by Jessica Luther
Took my wife, and Mercer, and Deb., to Bartholomew Fair, and there did see a ridiculous, obscene little stage-play, called “Marry Andrey.
While this may seem rather boring in content, it is extraordinary considering that Samuel Pepys originally wrote that in 1668. And now it is a tweet.
Pepys was a seventeenth-century English diarist, famous for the journal that he kept during the decade of the 1660s. He chronicled such events as the reestablishment of the monarchy under Charles II, the Great Plague of 1665 and 1666, the Great Fire of London in September 1666, the demolition of St. Paul’s cathedral in 1668, and the Second Anglo-Dutch War later in the decade. He also recorded the mundane activities of domestic life, squabbles with servants, and his extramarital affairs. Pepys was a Member of Parliament, a successful businessman, a Justice of the Peace, and a member of the Royal Society. (For more on Pepys’ biography)

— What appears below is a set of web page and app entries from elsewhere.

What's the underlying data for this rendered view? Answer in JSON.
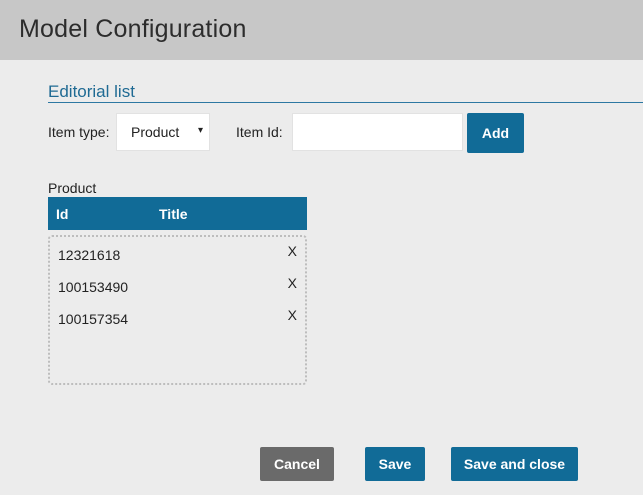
{
  "header": {
    "title": "Model Configuration"
  },
  "section": {
    "title": "Editorial list"
  },
  "form": {
    "item_type_label": "Item type:",
    "item_type_value": "Product",
    "caret": "▾",
    "item_id_label": "Item Id:",
    "item_id_value": "",
    "add_label": "Add"
  },
  "table": {
    "caption": "Product",
    "columns": [
      "Id",
      "Title"
    ],
    "rows": [
      {
        "id": "12321618",
        "remove": "X"
      },
      {
        "id": "100153490",
        "remove": "X"
      },
      {
        "id": "100157354",
        "remove": "X"
      }
    ]
  },
  "footer": {
    "cancel_label": "Cancel",
    "save_label": "Save",
    "save_close_label": "Save and close"
  },
  "colors": {
    "accent": "#116b97",
    "header_bg": "#c7c7c7",
    "body_bg": "#ececec",
    "cancel_bg": "#6a6a6a"
  }
}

The diary is an incredible resource for any historian studying early modern England but it is also an enjoyable read, especially in small 140-character bits delivered to your Twitter feed.
Since January 1, 2003, a website designer named Phil Gyford has been publishing an entry from the diary everyday, beginning with the first entry from Pepys’ diary on January 1, 1660. The main site always hosts the latest entries. Each entry is also annotated so that specific people, places, and events are easily explained by simply rolling your mouse over the highlighted term.
Pepys’ Twitter feed publishes one or two sentences from that day’s entry. It is refreshing among updates from Libya, the 2012 presidential race, and some actor’s latest scandal to see the seventeenth-century English prose of Pepys in this modern-day form of communication.
Sometimes the tweets simply serve as a reminder of the realities and lived experience of people in early modern England.
Tweeted on July 18, 2011 (which corresponds to entry for July 18, 1668):
My Lord Cornwallis did endeavour to get the King a whore, but she did get away, and killed herself, which if true is very sad.
Betty Michell cries out, and my wife goes to her, and she brings forth a girl, and my wife godmother again to a Betty.
I by little words find that my wife hath heard of my going to plays, and carrying people abroad every day, in her absence.
Tweeted on June 11, 2011: (Pepys’ trip to Stonehenge):
Find Stonage prodigious as any tales I ever heard of them. God knows what their use was! They are hard to tell, but yet maybe told.
Pepys’ final entry was on May 31, 1669. That means that Gyford’s online project of unveiling the diary over the course of nine years will end at the end of next May.
H.B. Wheatley, ed, The Diary of Samuel Pepys: Pepysiana (London, 1899)
Anonymous, Great fire of London, 1666 (cropped and inverted)
both public domain via Wikimedia Commons